One other outstanding feature in the direction of Lester James Peiris was his masterly direction of the actors and actresses. Starting with Rekhawa’s D R Nanayakkara and Iranganie Serasinghe up to Punya Heendeniya in Gam Peraliya and Ran Salu, Tony Ranasinghe in Delovak Athara and Malini Fonseka in Nidhanaya, Lester extracted the best out of all these outstanding actors and actresses. Lester’s versatility is even more evident in direction of acting when one compares the somewhat mediocre acting performances of all these actors’ and actresses’ under different directors. Acting has two major components: facial expressions and dialogue delivery. Most of the good actors do considerably well in facial expressions but when they come to deliver the dialogues, their inadequacies become patently obvious. This is where, both Joe Abeywickrema and Punya Heendeniya excelled among many others. Let’s also not forget Henry Jayasena, Iranganie Serasinghe, Tony Ranasinghe and J B L Gunasekera, the first in Gam Peraliya and the latter three in Delovak Athara who stand out from the rest. One of the most moving frames that captured the intensity, poignancy and emotion of the moment is the one frame or a sequence of frames in Delovak Athara that depicted the confrontation between Nissanka and his parents on the real facts about the accident which eventually places Nissanka precariously between two worlds. All three actors, Tony, Iranganie and J B L made outstanding contributions in facial expressions and dialogue delivery that, taken as a whole, that sequence of frames would stand among the best ever in the Sinhala Cinema.

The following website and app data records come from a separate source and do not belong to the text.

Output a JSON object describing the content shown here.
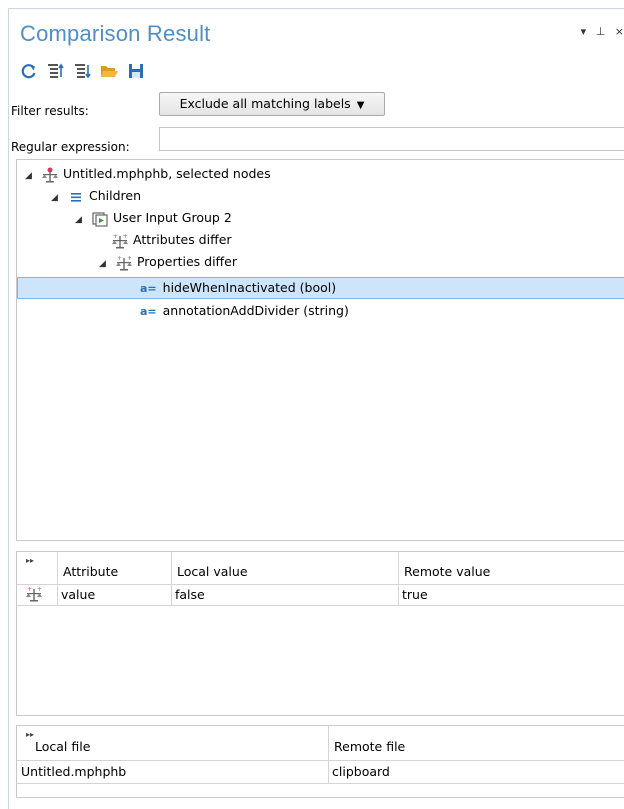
{
  "panel": {
    "title": "Comparison Result",
    "window_controls": {
      "menu": "▾",
      "pin": "⊥",
      "close": "×"
    }
  },
  "toolbar": {
    "buttons": [
      {
        "name": "refresh-icon"
      },
      {
        "name": "expand-all-icon"
      },
      {
        "name": "collapse-all-icon"
      },
      {
        "name": "open-folder-icon"
      },
      {
        "name": "save-icon"
      }
    ]
  },
  "filter": {
    "label": "Filter results:",
    "selected": "Exclude all matching labels",
    "arrow": "▼"
  },
  "regex": {
    "label": "Regular expression:",
    "value": ""
  },
  "tree": {
    "root": {
      "expander": "◢",
      "label": "Untitled.mphphb, selected nodes"
    },
    "children": {
      "expander": "◢",
      "label": "Children"
    },
    "group": {
      "expander": "◢",
      "label": "User Input Group 2"
    },
    "attributes": {
      "label": "Attributes differ"
    },
    "properties": {
      "expander": "◢",
      "label": "Properties differ"
    },
    "prop1": {
      "prefix": "a=",
      "label": "hideWhenInactivated (bool)"
    },
    "prop2": {
      "prefix": "a=",
      "label": "annotationAddDivider (string)"
    }
  },
  "attr_table": {
    "headers": [
      "Attribute",
      "Local value",
      "Remote value"
    ],
    "rows": [
      {
        "attribute": "value",
        "local": "false",
        "remote": "true"
      }
    ]
  },
  "file_table": {
    "headers": [
      "Local file",
      "Remote file"
    ],
    "rows": [
      {
        "local": "Untitled.mphphb",
        "remote": "clipboard"
      }
    ]
  },
  "colors": {
    "title": "#4d8fc6",
    "selection_bg": "#cde5fb",
    "selection_border": "#7fb6e8",
    "accent_blue": "#2a6fb4",
    "orange": "#f0a030"
  }
}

Lester also had the great advantage of having the pioneering services of Willie Blake in cinematography, Amaradeva and Khemadasa in music, Tissa Abeysekera in dialogue, Reggie Siriwardena in screenplay and his wife Sumithra in editing; truly a magnificent gallery of talent and skill- a dream-team of film-making. Examples and episodes are many but suffice it to say, that the Sinhala Cinema is richer today because such a one like Lester James Peiris decided to paint his masterpieces on its celluloid.